** Opening Given information block **

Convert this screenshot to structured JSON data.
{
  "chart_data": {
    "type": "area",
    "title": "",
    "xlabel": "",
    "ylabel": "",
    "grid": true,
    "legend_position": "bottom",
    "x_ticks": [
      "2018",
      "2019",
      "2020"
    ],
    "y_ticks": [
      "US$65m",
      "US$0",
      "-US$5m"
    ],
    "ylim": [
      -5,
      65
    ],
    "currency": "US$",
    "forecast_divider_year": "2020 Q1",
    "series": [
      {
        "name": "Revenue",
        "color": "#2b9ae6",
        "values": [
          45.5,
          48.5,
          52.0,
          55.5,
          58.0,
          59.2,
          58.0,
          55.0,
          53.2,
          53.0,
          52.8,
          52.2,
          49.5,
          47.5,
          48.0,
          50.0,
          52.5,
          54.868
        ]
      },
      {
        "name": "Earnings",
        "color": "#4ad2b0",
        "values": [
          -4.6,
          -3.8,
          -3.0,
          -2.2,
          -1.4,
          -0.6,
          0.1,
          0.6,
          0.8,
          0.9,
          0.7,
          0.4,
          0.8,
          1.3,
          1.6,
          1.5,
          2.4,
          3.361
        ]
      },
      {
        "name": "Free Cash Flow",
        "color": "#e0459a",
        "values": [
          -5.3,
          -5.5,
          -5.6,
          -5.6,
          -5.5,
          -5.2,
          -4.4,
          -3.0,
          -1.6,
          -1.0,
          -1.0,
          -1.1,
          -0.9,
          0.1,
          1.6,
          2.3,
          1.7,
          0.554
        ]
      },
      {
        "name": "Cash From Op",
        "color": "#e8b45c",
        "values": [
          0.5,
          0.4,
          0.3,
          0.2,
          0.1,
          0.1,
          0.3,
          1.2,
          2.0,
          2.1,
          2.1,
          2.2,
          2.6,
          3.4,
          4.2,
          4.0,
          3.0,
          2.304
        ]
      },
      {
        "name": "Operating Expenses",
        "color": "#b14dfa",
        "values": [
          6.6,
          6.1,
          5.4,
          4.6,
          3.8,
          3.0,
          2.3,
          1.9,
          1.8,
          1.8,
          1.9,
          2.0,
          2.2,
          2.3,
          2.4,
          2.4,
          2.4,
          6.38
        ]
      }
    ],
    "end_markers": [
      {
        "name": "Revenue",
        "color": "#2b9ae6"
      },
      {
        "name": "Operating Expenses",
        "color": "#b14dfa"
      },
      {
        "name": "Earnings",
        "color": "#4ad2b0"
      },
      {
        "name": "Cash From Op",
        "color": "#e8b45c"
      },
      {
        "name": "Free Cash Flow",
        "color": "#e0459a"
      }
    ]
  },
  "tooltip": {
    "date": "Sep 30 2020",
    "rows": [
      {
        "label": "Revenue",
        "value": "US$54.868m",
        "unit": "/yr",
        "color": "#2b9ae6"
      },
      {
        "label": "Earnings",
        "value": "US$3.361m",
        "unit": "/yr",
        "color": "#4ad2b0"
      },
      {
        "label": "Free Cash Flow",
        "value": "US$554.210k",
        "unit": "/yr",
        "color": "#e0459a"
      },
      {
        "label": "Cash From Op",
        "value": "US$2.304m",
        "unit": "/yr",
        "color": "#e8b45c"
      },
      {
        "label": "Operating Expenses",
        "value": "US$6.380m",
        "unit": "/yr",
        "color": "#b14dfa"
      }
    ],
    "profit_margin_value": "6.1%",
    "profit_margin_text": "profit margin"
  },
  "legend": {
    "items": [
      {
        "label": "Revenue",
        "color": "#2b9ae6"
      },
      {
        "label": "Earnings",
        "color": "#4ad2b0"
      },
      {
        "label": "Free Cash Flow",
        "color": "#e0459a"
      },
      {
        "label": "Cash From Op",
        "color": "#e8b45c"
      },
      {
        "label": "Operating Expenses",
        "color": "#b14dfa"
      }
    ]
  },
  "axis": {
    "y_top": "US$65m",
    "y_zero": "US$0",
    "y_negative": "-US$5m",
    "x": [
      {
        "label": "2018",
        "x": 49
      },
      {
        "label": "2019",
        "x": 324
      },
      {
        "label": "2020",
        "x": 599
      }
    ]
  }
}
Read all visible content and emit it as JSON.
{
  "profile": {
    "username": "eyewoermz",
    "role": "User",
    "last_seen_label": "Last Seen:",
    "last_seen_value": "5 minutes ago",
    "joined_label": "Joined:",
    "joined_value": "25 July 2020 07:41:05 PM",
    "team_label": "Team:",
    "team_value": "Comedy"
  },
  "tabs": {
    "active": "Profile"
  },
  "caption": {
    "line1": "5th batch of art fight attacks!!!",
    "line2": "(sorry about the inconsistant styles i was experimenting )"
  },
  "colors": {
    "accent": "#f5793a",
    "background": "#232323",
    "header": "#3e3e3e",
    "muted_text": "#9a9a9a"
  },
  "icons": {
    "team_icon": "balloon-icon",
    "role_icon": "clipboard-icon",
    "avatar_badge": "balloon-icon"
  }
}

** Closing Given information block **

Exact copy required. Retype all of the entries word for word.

Convert this screenshot to structured JSON data.
{
  "chart_data": {
    "type": "area",
    "title": "",
    "xlabel": "",
    "ylabel": "",
    "grid": true,
    "legend_position": "bottom",
    "x_ticks": [
      "2018",
      "2019",
      "2020"
    ],
    "y_ticks": [
      "US$65m",
      "US$0",
      "-US$5m"
    ],
    "ylim": [
      -5,
      65
    ],
    "currency": "US$",
    "forecast_divider_year": "2020 Q1",
    "series": [
      {
        "name": "Revenue",
        "color": "#2b9ae6",
        "values": [
          45.5,
          48.5,
          52.0,
          55.5,
          58.0,
          59.2,
          58.0,
          55.0,
          53.2,
          53.0,
          52.8,
          52.2,
          49.5,
          47.5,
          48.0,
          50.0,
          52.5,
          54.868
        ]
      },
      {
        "name": "Earnings",
        "color": "#4ad2b0",
        "values": [
          -4.6,
          -3.8,
          -3.0,
          -2.2,
          -1.4,
          -0.6,
          0.1,
          0.6,
          0.8,
          0.9,
          0.7,
          0.4,
          0.8,
          1.3,
          1.6,
          1.5,
          2.4,
          3.361
        ]
      },
      {
        "name": "Free Cash Flow",
        "color": "#e0459a",
        "values": [
          -5.3,
          -5.5,
          -5.6,
          -5.6,
          -5.5,
          -5.2,
          -4.4,
          -3.0,
          -1.6,
          -1.0,
          -1.0,
          -1.1,
          -0.9,
          0.1,
          1.6,
          2.3,
          1.7,
          0.554
        ]
      },
      {
        "name": "Cash From Op",
        "color": "#e8b45c",
        "values": [
          0.5,
          0.4,
          0.3,
          0.2,
          0.1,
          0.1,
          0.3,
          1.2,
          2.0,
          2.1,
          2.1,
          2.2,
          2.6,
          3.4,
          4.2,
          4.0,
          3.0,
          2.304
        ]
      },
      {
        "name": "Operating Expenses",
        "color": "#b14dfa",
        "values": [
          6.6,
          6.1,
          5.4,
          4.6,
          3.8,
          3.0,
          2.3,
          1.9,
          1.8,
          1.8,
          1.9,
          2.0,
          2.2,
          2.3,
          2.4,
          2.4,
          2.4,
          6.38
        ]
      }
    ],
    "end_markers": [
      {
        "name": "Revenue",
        "color": "#2b9ae6"
      },
      {
        "name": "Operating Expenses",
        "color": "#b14dfa"
      },
      {
        "name": "Earnings",
        "color": "#4ad2b0"
      },
      {
        "name": "Cash From Op",
        "color": "#e8b45c"
      },
      {
        "name": "Free Cash Flow",
        "color": "#e0459a"
      }
    ]
  },
  "tooltip": {
    "date": "Sep 30 2020",
    "rows": [
      {
        "label": "Revenue",
        "value": "US$54.868m",
        "unit": "/yr",
        "color": "#2b9ae6"
      },
      {
        "label": "Earnings",
        "value": "US$3.361m",
        "unit": "/yr",
        "color": "#4ad2b0"
      },
      {
        "label": "Free Cash Flow",
        "value": "US$554.210k",
        "unit": "/yr",
        "color": "#e0459a"
      },
      {
        "label": "Cash From Op",
        "value": "US$2.304m",
        "unit": "/yr",
        "color": "#e8b45c"
      },
      {
        "label": "Operating Expenses",
        "value": "US$6.380m",
        "unit": "/yr",
        "color": "#b14dfa"
      }
    ],
    "profit_margin_value": "6.1%",
    "profit_margin_text": "profit margin"
  },
  "legend": {
    "items": [
      {
        "label": "Revenue",
        "color": "#2b9ae6"
      },
      {
        "label": "Earnings",
        "color": "#4ad2b0"
      },
      {
        "label": "Free Cash Flow",
        "color": "#e0459a"
      },
      {
        "label": "Cash From Op",
        "color": "#e8b45c"
      },
      {
        "label": "Operating Expenses",
        "color": "#b14dfa"
      }
    ]
  },
  "axis": {
    "y_top": "US$65m",
    "y_zero": "US$0",
    "y_negative": "-US$5m",
    "x": [
      {
        "label": "2018",
        "x": 49
      },
      {
        "label": "2019",
        "x": 324
      },
      {
        "label": "2020",
        "x": 599
      }
    ]
  }
}
Read all visible content and emit it as JSON.
{
  "profile": {
    "username": "eyewoermz",
    "role": "User",
    "last_seen_label": "Last Seen:",
    "last_seen_value": "5 minutes ago",
    "joined_label": "Joined:",
    "joined_value": "25 July 2020 07:41:05 PM",
    "team_label": "Team:",
    "team_value": "Comedy"
  },
  "tabs": {
    "active": "Profile"
  },
  "caption": {
    "line1": "5th batch of art fight attacks!!!",
    "line2": "(sorry about the inconsistant styles i was experimenting )"
  },
  "colors": {
    "accent": "#f5793a",
    "background": "#232323",
    "header": "#3e3e3e",
    "muted_text": "#9a9a9a"
  },
  "icons": {
    "team_icon": "balloon-icon",
    "role_icon": "clipboard-icon",
    "avatar_badge": "balloon-icon"
  }
}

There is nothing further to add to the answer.